Tuesday, January 30, 2007


The Fiery Furnaces - Rehearsing My Choir

I find this album simply beautiful and very complex. The critics pan most concept albums and they were pretty rough on this one. The album needs to be heard from start to finish like a film, the tracks acting as scenes and setting separate moods…in the end an overall theme is then built. The music is at the highest level of mastery of visual instrumentation, creating a perfect syncopation between the story (lyrics) and the background (instruments). The best example of this is when they talk about the music of a funeral being drowned out by construction work and Matthew comes thumping in with a razor sharp distorted guitar line. Joining Matthew and Eleanor (very hot, in that woman jamming on a guitar way) is their Grandmother Olga Sarantos, who tells the story of her life. I find it charming that they immortalized her childhood and the subject matter being so close to those who created it shows throughout. I would compare this masterpiece to a French new wave film…stupid people just don’t understand it. I know that’s heavy handed but like a French new wave film, if you don’t work to understand the material then it’s easy to dismiss it as bad. I worked at hearing the intention and understanding the story by reading the liner notes…and it melted my heart. What a perfect album that has no semblance of anything ever created before it. Here is what Matthew had to say (I guess he was frustrated by those who weren’t quite understanding his brilliance.)

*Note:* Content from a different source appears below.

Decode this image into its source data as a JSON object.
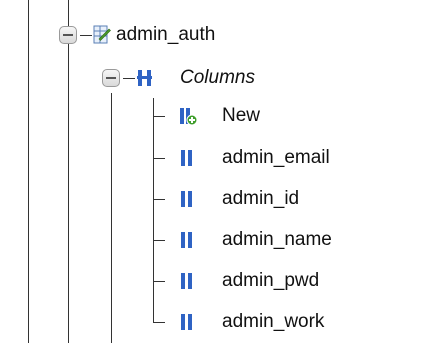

Dear Listener, Tracks 3 and 4 take place in the 40's; tracks 5 and 6 in the 20's and 30's; track 7 in the later 50's; track 8 starts in the very early 40's; track 9 goes back and forth; track 10 takes place in the early 60's; the final track takes place in the early 90's. Track 2 takes place a few years ago; track 1 took place when it was recorded. The action depicted in "The Wayward Granddaughter" and "Slavin' Away" does not include the character Olga Sarantos plays on the rest of the record. "Slavin' Away" imagines that character--the main character-- fantasizing, a bit remotely, about the hard lot of other women. Now, I wouldn't guess that the Main Character actually thought the woman concerned was riding around in a Norton side-car and operating her own cottage industry trinket assembly/sweatshop: but it might have pleased her to picture it so. "The Wayward Granddaughter" is about a different Greek-American grandmother and her popular granddaughter ("Connie"). They're from Chicago's south suburbs and don't figure in the rest of the record; I wanted to have another (slightly younger) grandmother and family in there for perspective or comparison's sake, so to speak. Thank you for your time, Matthew Friedberger

By Zach Hart with 2 comments


Well Put. i love how he adds a song about a younger grandmother for good measure. This album slays! I need to give it another listen it has been a few months now.

nice french new wave refrence.

i love phil.

that was an editorial